*Assignment*
From the first line to the last, write out the material exactly.

**********

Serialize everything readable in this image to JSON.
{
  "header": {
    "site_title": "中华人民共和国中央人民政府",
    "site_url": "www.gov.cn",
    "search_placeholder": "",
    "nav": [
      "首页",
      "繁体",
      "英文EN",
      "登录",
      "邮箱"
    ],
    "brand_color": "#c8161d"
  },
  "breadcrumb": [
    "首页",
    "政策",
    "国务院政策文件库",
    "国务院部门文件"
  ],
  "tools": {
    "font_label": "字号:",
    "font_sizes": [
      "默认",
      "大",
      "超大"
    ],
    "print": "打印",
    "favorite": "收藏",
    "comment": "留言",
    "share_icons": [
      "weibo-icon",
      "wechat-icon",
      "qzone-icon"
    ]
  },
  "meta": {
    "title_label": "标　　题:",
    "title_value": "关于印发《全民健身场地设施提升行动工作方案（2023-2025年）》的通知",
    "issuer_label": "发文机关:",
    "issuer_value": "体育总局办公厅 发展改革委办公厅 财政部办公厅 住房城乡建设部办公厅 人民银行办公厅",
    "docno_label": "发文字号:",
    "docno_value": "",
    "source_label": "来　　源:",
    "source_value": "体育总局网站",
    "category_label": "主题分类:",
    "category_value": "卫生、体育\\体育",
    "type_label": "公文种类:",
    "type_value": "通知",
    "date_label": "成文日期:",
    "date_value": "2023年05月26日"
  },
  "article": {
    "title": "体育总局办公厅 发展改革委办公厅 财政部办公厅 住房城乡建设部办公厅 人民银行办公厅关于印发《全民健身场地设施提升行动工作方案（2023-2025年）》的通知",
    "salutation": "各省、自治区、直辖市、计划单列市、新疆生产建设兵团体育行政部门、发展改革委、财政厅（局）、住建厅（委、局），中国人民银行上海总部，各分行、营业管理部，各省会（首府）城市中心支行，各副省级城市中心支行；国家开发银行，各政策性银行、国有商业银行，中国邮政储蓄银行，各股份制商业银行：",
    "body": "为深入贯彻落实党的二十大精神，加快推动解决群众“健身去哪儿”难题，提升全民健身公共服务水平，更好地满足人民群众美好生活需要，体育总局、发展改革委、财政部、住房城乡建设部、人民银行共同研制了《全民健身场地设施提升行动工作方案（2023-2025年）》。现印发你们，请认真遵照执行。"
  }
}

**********

*Completed task*
Serialize everything readable in this image to JSON.
{
  "header": {
    "site_title": "中华人民共和国中央人民政府",
    "site_url": "www.gov.cn",
    "search_placeholder": "",
    "nav": [
      "首页",
      "繁体",
      "英文EN",
      "登录",
      "邮箱"
    ],
    "brand_color": "#c8161d"
  },
  "breadcrumb": [
    "首页",
    "政策",
    "国务院政策文件库",
    "国务院部门文件"
  ],
  "tools": {
    "font_label": "字号:",
    "font_sizes": [
      "默认",
      "大",
      "超大"
    ],
    "print": "打印",
    "favorite": "收藏",
    "comment": "留言",
    "share_icons": [
      "weibo-icon",
      "wechat-icon",
      "qzone-icon"
    ]
  },
  "meta": {
    "title_label": "标　　题:",
    "title_value": "关于印发《全民健身场地设施提升行动工作方案（2023-2025年）》的通知",
    "issuer_label": "发文机关:",
    "issuer_value": "体育总局办公厅 发展改革委办公厅 财政部办公厅 住房城乡建设部办公厅 人民银行办公厅",
    "docno_label": "发文字号:",
    "docno_value": "",
    "source_label": "来　　源:",
    "source_value": "体育总局网站",
    "category_label": "主题分类:",
    "category_value": "卫生、体育\\体育",
    "type_label": "公文种类:",
    "type_value": "通知",
    "date_label": "成文日期:",
    "date_value": "2023年05月26日"
  },
  "article": {
    "title": "体育总局办公厅 发展改革委办公厅 财政部办公厅 住房城乡建设部办公厅 人民银行办公厅关于印发《全民健身场地设施提升行动工作方案（2023-2025年）》的通知",
    "salutation": "各省、自治区、直辖市、计划单列市、新疆生产建设兵团体育行政部门、发展改革委、财政厅（局）、住建厅（委、局），中国人民银行上海总部，各分行、营业管理部，各省会（首府）城市中心支行，各副省级城市中心支行；国家开发银行，各政策性银行、国有商业银行，中国邮政储蓄银行，各股份制商业银行：",
    "body": "为深入贯彻落实党的二十大精神，加快推动解决群众“健身去哪儿”难题，提升全民健身公共服务水平，更好地满足人民群众美好生活需要，体育总局、发展改革委、财政部、住房城乡建设部、人民银行共同研制了《全民健身场地设施提升行动工作方案（2023-2025年）》。现印发你们，请认真遵照执行。"
  }
}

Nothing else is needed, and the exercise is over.